Monday, January 2, 2017

Sweet 2016

    "Sweet 2016" is over. It always amazes me how fast the years come and go. Although I didn't do very much birding compared to past years, I still saw some amazing species and had several wonderful adventures.
    I added 8 more species to my lifelist. These were: White-faced Storm-Petrel, White-tailed Tropicbird, Brown Booby, South Polar Skua, Parasitic Jaeger, Black-billed Cuckoo, Ash-throated Flycatcher, and Northern Wheatear. (Click each to view a checklist with photos.) The first 5 were seen in North Carolina, and the latter 3 were found in Tennessee. My favorite of those was definitely the White-faced Storm-Petrel off North Carolina which had been one of several species I really wanted to see someday but never thought I'd be able to. I've already written about this in a recent post, but I don't think I mentioned that this was also a lifer for my great birding friend and mentor Chris Sloan, who was actually the one who got me hooked on pelagic birding in the first place! I never thought I'd live to see the day that Chris and I would both share a lifebird! Also, my favorite of the Tennessee lifers was the Northern Wheatear that we saw in November. It was a first state record, an extraordinarily cooperative individual, and a surprisingly beautiful bird!
    Most of my top birding moments of 2016 took place on the Stormy Petrel II. I logged 11 days (a set of 8 trips and a set of 3), which totaled over 110 hours, in the Gulf Stream. Obviously, the moment I saw my much-desired White-faced Storm-Petrel was the highlight, but spotting a light morph Trindade Petrel, seeing a European Storm-Petrel moments after chatting about Euros with fellow leader Jeff Lemons, laughing over a Pomarine Jaeger slamming into a fishing pole, and getting sprayed by several dozen gallons of salt water at the same time it was raining were just a few more unforgettable memories. Being on the boat is extremely uncomfortable, and sometimes I reach points where I just want to take a shower, go to bed, or die, but there are few places I'd rather be.
    Another favorite experience was doing a Christmas Bird Count in Humphreys County, TN. Christmas Bird Counts are the best, and Humphreys County is an exceptional area with brilliant habitat diversity and thus a wide variety of species. We covered much territory, and as with most CBCs, rather than seeing just a few of each species we saw massive numbers of each. At the end of the day, our group had 80-90 species, and all the groups combined found 117 species.
    The last highlight was recording our milestone 150th yard bird, a male Northern Pintail, and shortly after, finding our 151st yard bird, a flock of 19 Ring-necked Ducks! I plan to share our "history" of yard birding and what we've learned in a following post.
    Looking forward, I'm excited. I plan to do more thorough yard birding, and my brother Nolan and I hope to work on our county lists. Now that the new eBird profile page colors the counties you've visited, our goal is to have a "rainbow" across Tennessee. We'll see how long that takes!

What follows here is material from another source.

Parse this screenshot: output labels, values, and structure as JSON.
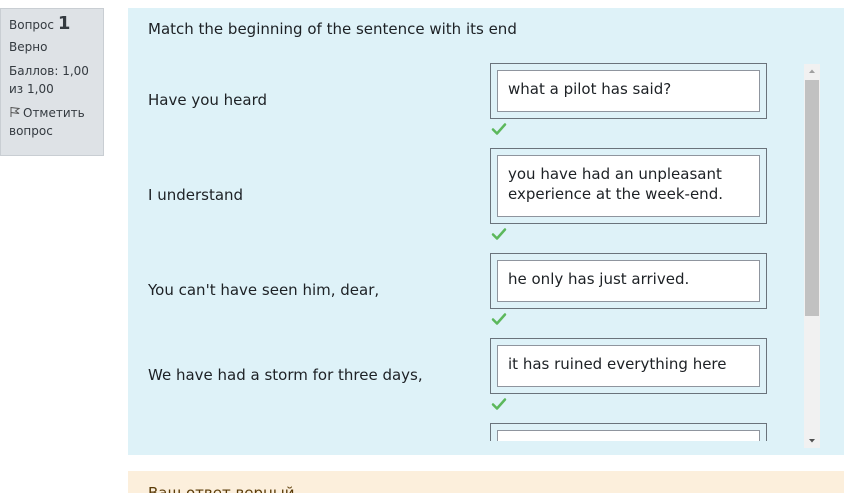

    2016 ABA Year List: 269
    2016 TN Year List: 213
    2016 NC Year List: 157